What is being asked
Restate the data below word for word, and let no image into your version.

Supplied entries
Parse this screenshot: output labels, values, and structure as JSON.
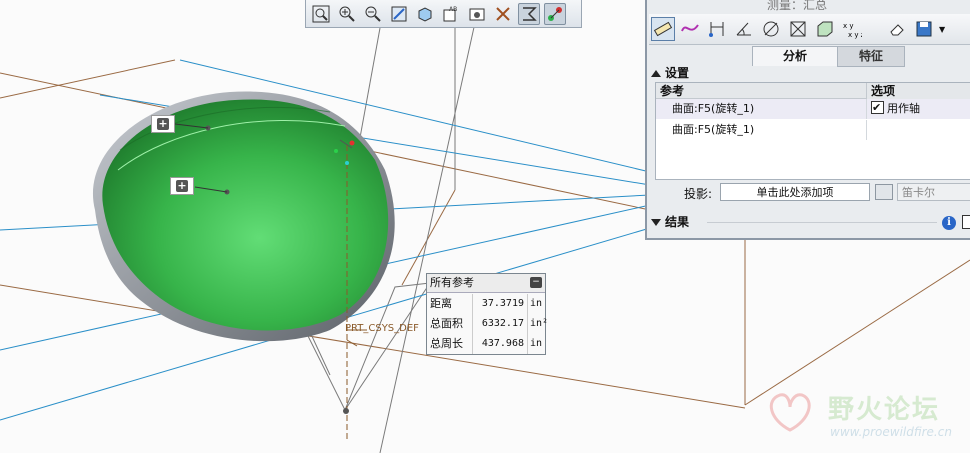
{
  "toolbar": {
    "icons": [
      "zoom-fit-icon",
      "zoom-in-icon",
      "zoom-out-icon",
      "repaint-icon",
      "display-style-icon",
      "saved-view-icon",
      "view-manager-icon",
      "datum-display-icon",
      "annotation-display-icon",
      "spin-center-icon"
    ]
  },
  "measure": {
    "title": "测量：汇总",
    "tabs": [
      "分析",
      "特征"
    ],
    "setup_label": "设置",
    "col_ref": "参考",
    "col_option": "选项",
    "rows": [
      {
        "ref": "曲面:F5(旋转_1)",
        "option": "用作轴",
        "checked": true
      },
      {
        "ref": "曲面:F5(旋转_1)",
        "option": ""
      }
    ],
    "projection_label": "投影:",
    "projection_value": "单击此处添加项",
    "coord_select": "笛卡尔",
    "results_label": "结果"
  },
  "result_box": {
    "title": "所有参考",
    "rows": [
      {
        "label": "距离",
        "value": "37.3719",
        "unit": "in"
      },
      {
        "label": "总面积",
        "value": "6332.17",
        "unit": "in²"
      },
      {
        "label": "总周长",
        "value": "437.968",
        "unit": "in"
      }
    ]
  },
  "csys_label": "PRT_CSYS_DEF",
  "watermark": {
    "text": "野火论坛",
    "url": "www.proewildfire.cn"
  },
  "colors": {
    "surface": "#3aa84a",
    "panel": "#e9ecef",
    "datum_blue": "#2a8fc8",
    "datum_brown": "#9a5a2a"
  }
}
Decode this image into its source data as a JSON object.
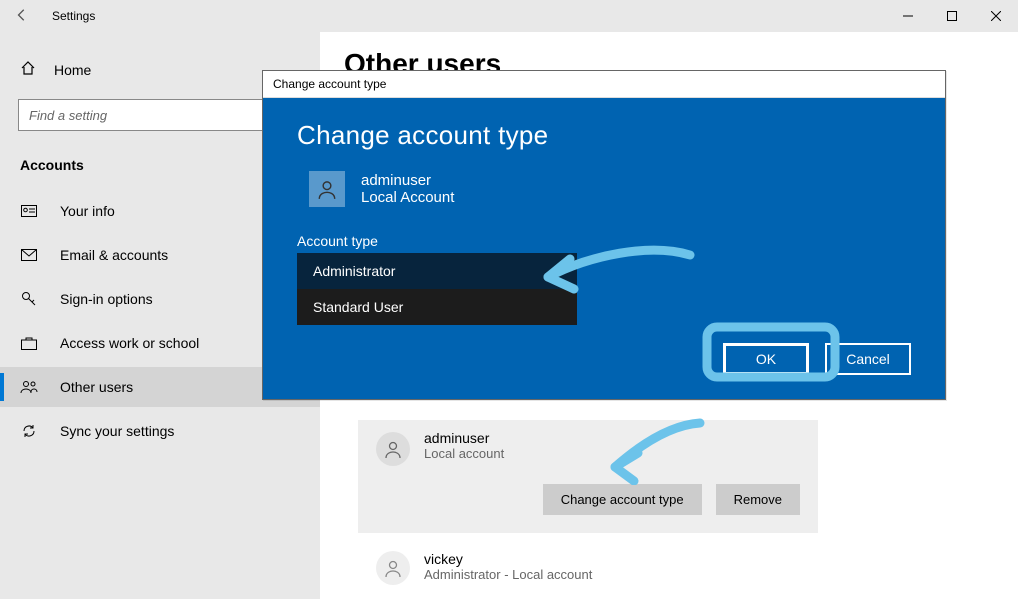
{
  "titlebar": {
    "title": "Settings"
  },
  "sidebar": {
    "home": "Home",
    "search_placeholder": "Find a setting",
    "section": "Accounts",
    "items": [
      {
        "label": "Your info"
      },
      {
        "label": "Email & accounts"
      },
      {
        "label": "Sign-in options"
      },
      {
        "label": "Access work or school"
      },
      {
        "label": "Other users"
      },
      {
        "label": "Sync your settings"
      }
    ]
  },
  "main": {
    "heading": "Other users",
    "users": [
      {
        "name": "adminuser",
        "type": "Local account",
        "change_btn": "Change account type",
        "remove_btn": "Remove"
      },
      {
        "name": "vickey",
        "type": "Administrator - Local account"
      }
    ]
  },
  "dialog": {
    "title": "Change account type",
    "heading": "Change account type",
    "user_name": "adminuser",
    "user_type": "Local Account",
    "account_type_label": "Account type",
    "options": [
      {
        "label": "Administrator",
        "selected": true
      },
      {
        "label": "Standard User",
        "selected": false
      }
    ],
    "ok": "OK",
    "cancel": "Cancel"
  }
}
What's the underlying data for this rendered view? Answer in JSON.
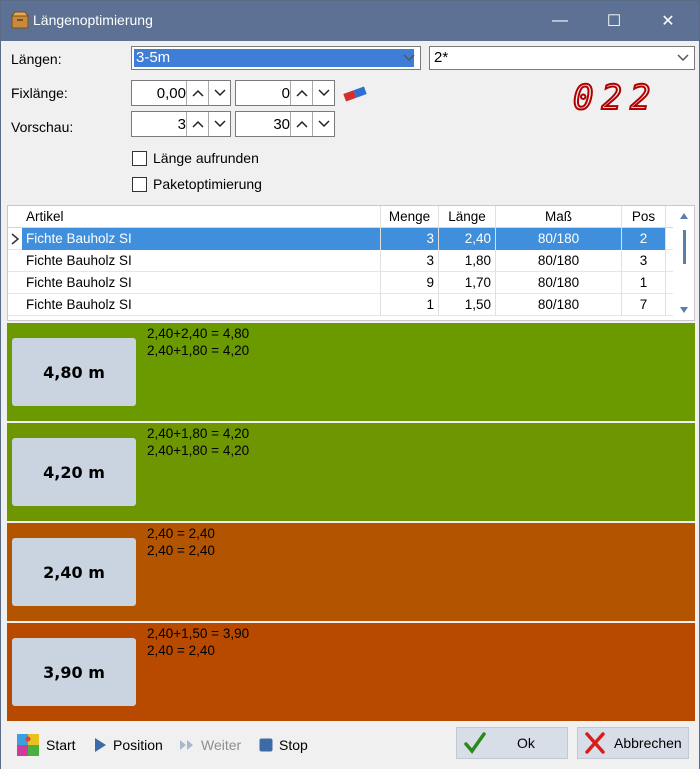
{
  "window": {
    "title": "Längenoptimierung",
    "controls": {
      "minimize": "—",
      "maximize": "☐",
      "close": "✕"
    }
  },
  "form": {
    "laengen_label": "Längen:",
    "laengen_value": "3-5m",
    "second_combo_value": "2*",
    "fixlaenge_label": "Fixlänge:",
    "fixlaenge_value1": "0,00",
    "fixlaenge_value2": "0",
    "vorschau_label": "Vorschau:",
    "vorschau_value1": "3",
    "vorschau_value2": "30",
    "check_aufrunden": "Länge aufrunden",
    "check_paket": "Paketoptimierung",
    "counter_display": "022"
  },
  "table": {
    "headers": {
      "artikel": "Artikel",
      "menge": "Menge",
      "laenge": "Länge",
      "mass": "Maß",
      "pos": "Pos"
    },
    "rows": [
      {
        "artikel": "Fichte Bauholz SI",
        "menge": "3",
        "laenge": "2,40",
        "mass": "80/180",
        "pos": "2"
      },
      {
        "artikel": "Fichte Bauholz SI",
        "menge": "3",
        "laenge": "1,80",
        "mass": "80/180",
        "pos": "3"
      },
      {
        "artikel": "Fichte Bauholz SI",
        "menge": "9",
        "laenge": "1,70",
        "mass": "80/180",
        "pos": "1"
      },
      {
        "artikel": "Fichte Bauholz SI",
        "menge": "1",
        "laenge": "1,50",
        "mass": "80/180",
        "pos": "7"
      }
    ]
  },
  "bands": [
    {
      "button": "4,80 m",
      "line1": "2,40+2,40 = 4,80",
      "line2": "2,40+1,80 = 4,20",
      "color": "#6a9a00"
    },
    {
      "button": "4,20 m",
      "line1": "2,40+1,80 = 4,20",
      "line2": "2,40+1,80 = 4,20",
      "color": "#6e9600"
    },
    {
      "button": "2,40 m",
      "line1": "2,40 = 2,40",
      "line2": "2,40 = 2,40",
      "color": "#b35400"
    },
    {
      "button": "3,90 m",
      "line1": "2,40+1,50 = 3,90",
      "line2": "2,40 = 2,40",
      "color": "#b84a00"
    }
  ],
  "toolbar": {
    "start": "Start",
    "position": "Position",
    "weiter": "Weiter",
    "stop": "Stop",
    "ok": "Ok",
    "abbrechen": "Abbrechen"
  },
  "colors": {
    "titlebar": "#5c7194",
    "selection": "#3f8fdc",
    "digits": "#b00000"
  }
}
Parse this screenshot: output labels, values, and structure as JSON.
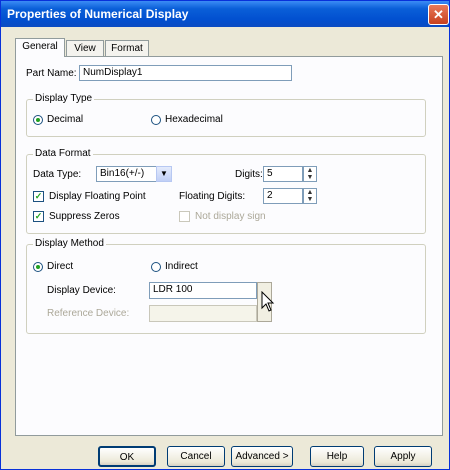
{
  "window": {
    "title": "Properties of Numerical Display",
    "close_label": "✕"
  },
  "tabs": [
    {
      "label": "General",
      "active": true
    },
    {
      "label": "View",
      "active": false
    },
    {
      "label": "Format",
      "active": false
    }
  ],
  "part_name": {
    "label": "Part Name:",
    "value": "NumDisplay1"
  },
  "display_type": {
    "legend": "Display Type",
    "decimal_label": "Decimal",
    "hexadecimal_label": "Hexadecimal",
    "selected": "Decimal"
  },
  "data_format": {
    "legend": "Data Format",
    "data_type_label": "Data Type:",
    "data_type_value": "Bin16(+/-)",
    "digits_label": "Digits:",
    "digits_value": "5",
    "display_floating_label": "Display Floating Point",
    "display_floating_checked": true,
    "floating_digits_label": "Floating Digits:",
    "floating_digits_value": "2",
    "suppress_zeros_label": "Suppress Zeros",
    "suppress_zeros_checked": true,
    "not_display_sign_label": "Not display sign",
    "not_display_sign_checked": false
  },
  "display_method": {
    "legend": "Display Method",
    "direct_label": "Direct",
    "indirect_label": "Indirect",
    "selected": "Direct",
    "display_device_label": "Display Device:",
    "display_device_value": "LDR 100",
    "reference_device_label": "Reference Device:",
    "reference_device_value": ""
  },
  "buttons": {
    "ok": "OK",
    "cancel": "Cancel",
    "advanced": "Advanced >",
    "help": "Help",
    "apply": "Apply"
  },
  "icons": {
    "close": "close-icon",
    "dropdown": "chevron-down-icon",
    "spin": "spin-arrows-icon",
    "cursor": "mouse-pointer-icon"
  }
}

Task answer
Parse this screenshot: output labels, values, and structure as JSON.
{
  "toolbar": {
    "icons": [
      "zoom-fit-icon",
      "zoom-in-icon",
      "zoom-out-icon",
      "repaint-icon",
      "display-style-icon",
      "saved-view-icon",
      "view-manager-icon",
      "datum-display-icon",
      "annotation-display-icon",
      "spin-center-icon"
    ]
  },
  "measure": {
    "title": "测量：汇总",
    "tabs": [
      "分析",
      "特征"
    ],
    "setup_label": "设置",
    "col_ref": "参考",
    "col_option": "选项",
    "rows": [
      {
        "ref": "曲面:F5(旋转_1)",
        "option": "用作轴",
        "checked": true
      },
      {
        "ref": "曲面:F5(旋转_1)",
        "option": ""
      }
    ],
    "projection_label": "投影:",
    "projection_value": "单击此处添加项",
    "coord_select": "笛卡尔",
    "results_label": "结果"
  },
  "result_box": {
    "title": "所有参考",
    "rows": [
      {
        "label": "距离",
        "value": "37.3719",
        "unit": "in"
      },
      {
        "label": "总面积",
        "value": "6332.17",
        "unit": "in²"
      },
      {
        "label": "总周长",
        "value": "437.968",
        "unit": "in"
      }
    ]
  },
  "csys_label": "PRT_CSYS_DEF",
  "watermark": {
    "text": "野火论坛",
    "url": "www.proewildfire.cn"
  },
  "colors": {
    "surface": "#3aa84a",
    "panel": "#e9ecef",
    "datum_blue": "#2a8fc8",
    "datum_brown": "#9a5a2a"
  }
}
Decode this image into its source data as a JSON object.
{
  "titlebar": {
    "title": "Settings"
  },
  "sidebar": {
    "home": "Home",
    "search_placeholder": "Find a setting",
    "section": "Accounts",
    "items": [
      {
        "label": "Your info"
      },
      {
        "label": "Email & accounts"
      },
      {
        "label": "Sign-in options"
      },
      {
        "label": "Access work or school"
      },
      {
        "label": "Other users"
      },
      {
        "label": "Sync your settings"
      }
    ]
  },
  "main": {
    "heading": "Other users",
    "users": [
      {
        "name": "adminuser",
        "type": "Local account",
        "change_btn": "Change account type",
        "remove_btn": "Remove"
      },
      {
        "name": "vickey",
        "type": "Administrator - Local account"
      }
    ]
  },
  "dialog": {
    "title": "Change account type",
    "heading": "Change account type",
    "user_name": "adminuser",
    "user_type": "Local Account",
    "account_type_label": "Account type",
    "options": [
      {
        "label": "Administrator",
        "selected": true
      },
      {
        "label": "Standard User",
        "selected": false
      }
    ],
    "ok": "OK",
    "cancel": "Cancel"
  }
}
What's the underlying data for this rendered view? Answer in JSON.
{
  "window": {
    "title": "Längenoptimierung",
    "controls": {
      "minimize": "—",
      "maximize": "☐",
      "close": "✕"
    }
  },
  "form": {
    "laengen_label": "Längen:",
    "laengen_value": "3-5m",
    "second_combo_value": "2*",
    "fixlaenge_label": "Fixlänge:",
    "fixlaenge_value1": "0,00",
    "fixlaenge_value2": "0",
    "vorschau_label": "Vorschau:",
    "vorschau_value1": "3",
    "vorschau_value2": "30",
    "check_aufrunden": "Länge aufrunden",
    "check_paket": "Paketoptimierung",
    "counter_display": "022"
  },
  "table": {
    "headers": {
      "artikel": "Artikel",
      "menge": "Menge",
      "laenge": "Länge",
      "mass": "Maß",
      "pos": "Pos"
    },
    "rows": [
      {
        "artikel": "Fichte Bauholz SI",
        "menge": "3",
        "laenge": "2,40",
        "mass": "80/180",
        "pos": "2"
      },
      {
        "artikel": "Fichte Bauholz SI",
        "menge": "3",
        "laenge": "1,80",
        "mass": "80/180",
        "pos": "3"
      },
      {
        "artikel": "Fichte Bauholz SI",
        "menge": "9",
        "laenge": "1,70",
        "mass": "80/180",
        "pos": "1"
      },
      {
        "artikel": "Fichte Bauholz SI",
        "menge": "1",
        "laenge": "1,50",
        "mass": "80/180",
        "pos": "7"
      }
    ]
  },
  "bands": [
    {
      "button": "4,80 m",
      "line1": "2,40+2,40 = 4,80",
      "line2": "2,40+1,80 = 4,20",
      "color": "#6a9a00"
    },
    {
      "button": "4,20 m",
      "line1": "2,40+1,80 = 4,20",
      "line2": "2,40+1,80 = 4,20",
      "color": "#6e9600"
    },
    {
      "button": "2,40 m",
      "line1": "2,40 = 2,40",
      "line2": "2,40 = 2,40",
      "color": "#b35400"
    },
    {
      "button": "3,90 m",
      "line1": "2,40+1,50 = 3,90",
      "line2": "2,40 = 2,40",
      "color": "#b84a00"
    }
  ],
  "toolbar": {
    "start": "Start",
    "position": "Position",
    "weiter": "Weiter",
    "stop": "Stop",
    "ok": "Ok",
    "abbrechen": "Abbrechen"
  },
  "colors": {
    "titlebar": "#5c7194",
    "selection": "#3f8fdc",
    "digits": "#b00000"
  }
}
Parse this screenshot: output labels, values, and structure as JSON.
{
  "window": {
    "title": "Properties of Numerical Display",
    "close_label": "✕"
  },
  "tabs": [
    {
      "label": "General",
      "active": true
    },
    {
      "label": "View",
      "active": false
    },
    {
      "label": "Format",
      "active": false
    }
  ],
  "part_name": {
    "label": "Part Name:",
    "value": "NumDisplay1"
  },
  "display_type": {
    "legend": "Display Type",
    "decimal_label": "Decimal",
    "hexadecimal_label": "Hexadecimal",
    "selected": "Decimal"
  },
  "data_format": {
    "legend": "Data Format",
    "data_type_label": "Data Type:",
    "data_type_value": "Bin16(+/-)",
    "digits_label": "Digits:",
    "digits_value": "5",
    "display_floating_label": "Display Floating Point",
    "display_floating_checked": true,
    "floating_digits_label": "Floating Digits:",
    "floating_digits_value": "2",
    "suppress_zeros_label": "Suppress Zeros",
    "suppress_zeros_checked": true,
    "not_display_sign_label": "Not display sign",
    "not_display_sign_checked": false
  },
  "display_method": {
    "legend": "Display Method",
    "direct_label": "Direct",
    "indirect_label": "Indirect",
    "selected": "Direct",
    "display_device_label": "Display Device:",
    "display_device_value": "LDR 100",
    "reference_device_label": "Reference Device:",
    "reference_device_value": ""
  },
  "buttons": {
    "ok": "OK",
    "cancel": "Cancel",
    "advanced": "Advanced >",
    "help": "Help",
    "apply": "Apply"
  },
  "icons": {
    "close": "close-icon",
    "dropdown": "chevron-down-icon",
    "spin": "spin-arrows-icon",
    "cursor": "mouse-pointer-icon"
  }
}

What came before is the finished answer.